WASHINGTON, D.C. – Today, U.S. Senator Rand Paul (R-KY), chairman of the Federal Spending Oversight and Emergency Management (FSO) Subcommittee, put the U.S. Senate on the record on ending Washington’s runaway spending through a procedural vote on his Pennies Plan five-year balanced budget.
Twenty-one other senators joined Senator Paul in voting for fiscal responsibility, while 69 senators voted to continue the big-spending status quo.
“I rise today to let the American people know that there are some of us left in Washington, some of your representatives, who actually do care about the mounting debt,” Sen. Paul stated on the floor. “When people say the government can provide you all these things, they can only do it by either taxing you or borrowing. Right now, we’re doing it mostly through borrowing,” said Sen. Paul.
You can watch Senator Paul’s speech HERE.
You can find his Pennies Plan budget HERE.
Senator Paul’s Pennies Plan budget simply states that for every on-budget dollar the federal government spent in Fiscal Year 2019, it spend two pennies fewer a year (a cut of two percent per year) for the next five years (at which point balance is reached – without touching Social Security). In the following five years after it balances, the proposal would result in a $913 billion surplus.
The Pennies Plan budget provides legislators with full flexibility to make the best decisions on where to cut, setting a goal of balance and then calling on Congress to use the tools provided to make the changes in law needed to achieve that objective.
The plan requires each committee with mandatory spending to be involved in the reconciliation process, as was the process’ original purpose. It also facilitates needed budget process reform, raising the waiver threshold for all budget points of order so the Senate is held to a higher standard and making the budget spending totals enforceable for 10 years instead of just one.

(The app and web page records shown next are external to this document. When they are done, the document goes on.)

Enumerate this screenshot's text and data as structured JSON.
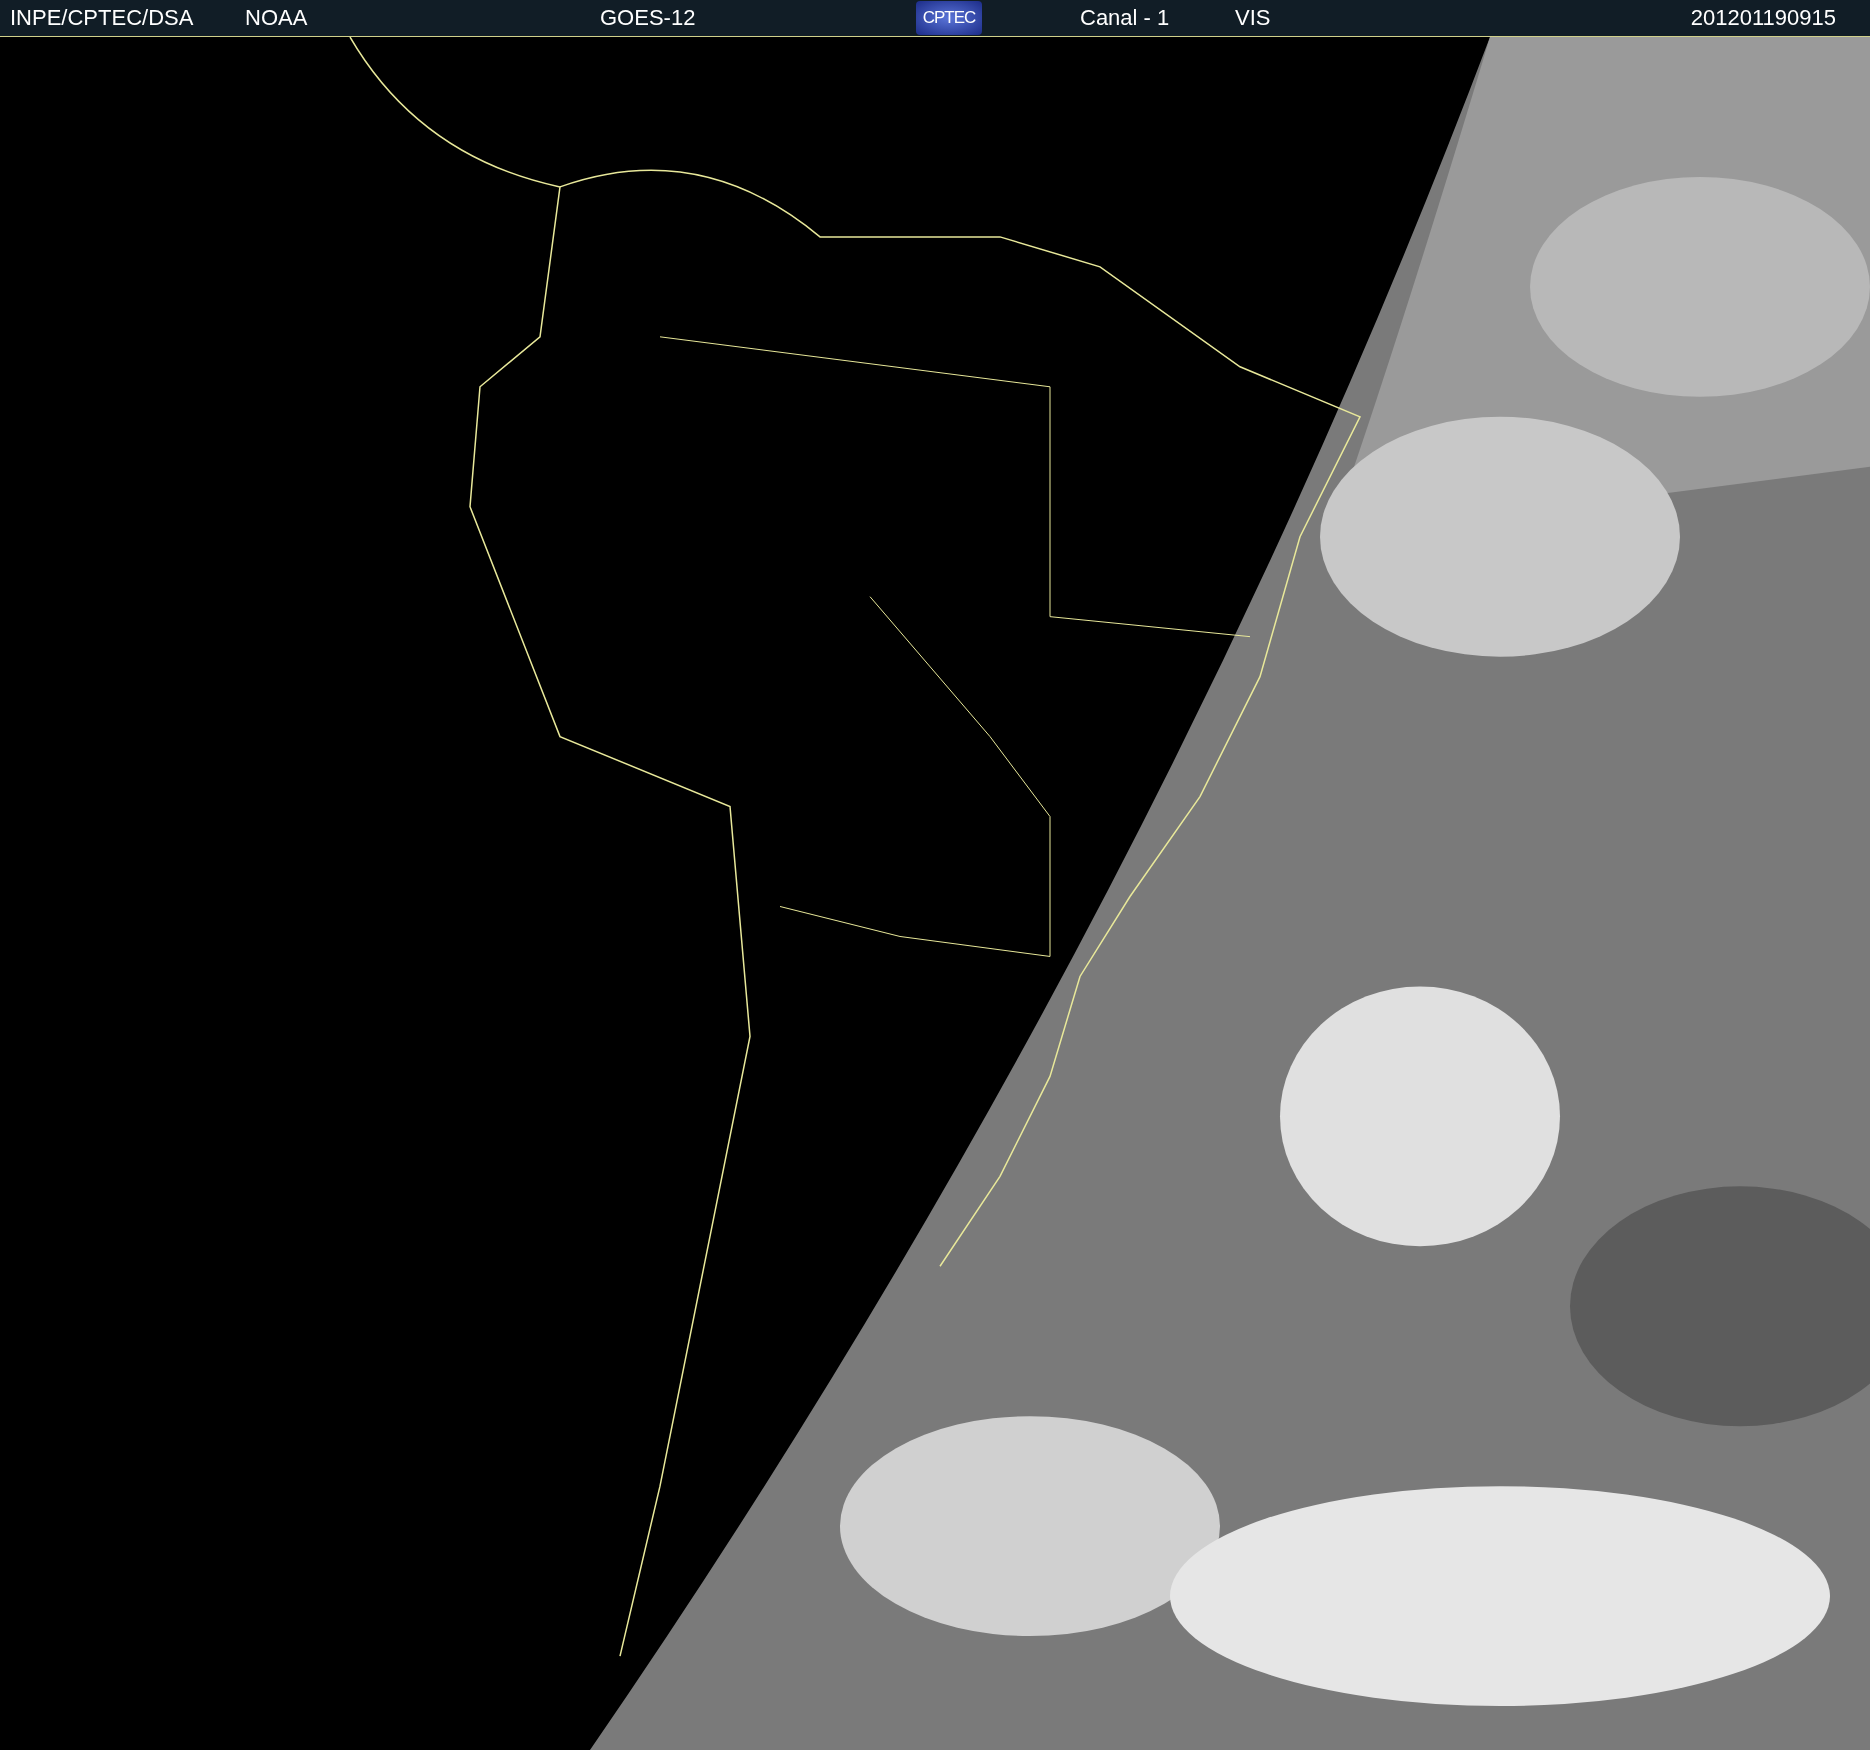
{
  "header": {
    "source": "INPE/CPTEC/DSA",
    "agency": "NOAA",
    "satellite": "GOES-12",
    "logo": "CPTEC",
    "channel": "Canal - 1",
    "band": "VIS",
    "timestamp": "201201190915"
  }
}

Senator Paul’s legislation also includes instructions that would help pave the way for making the middle-class tax cuts permanent and further expanding access to Health Savings Accounts (HSAs).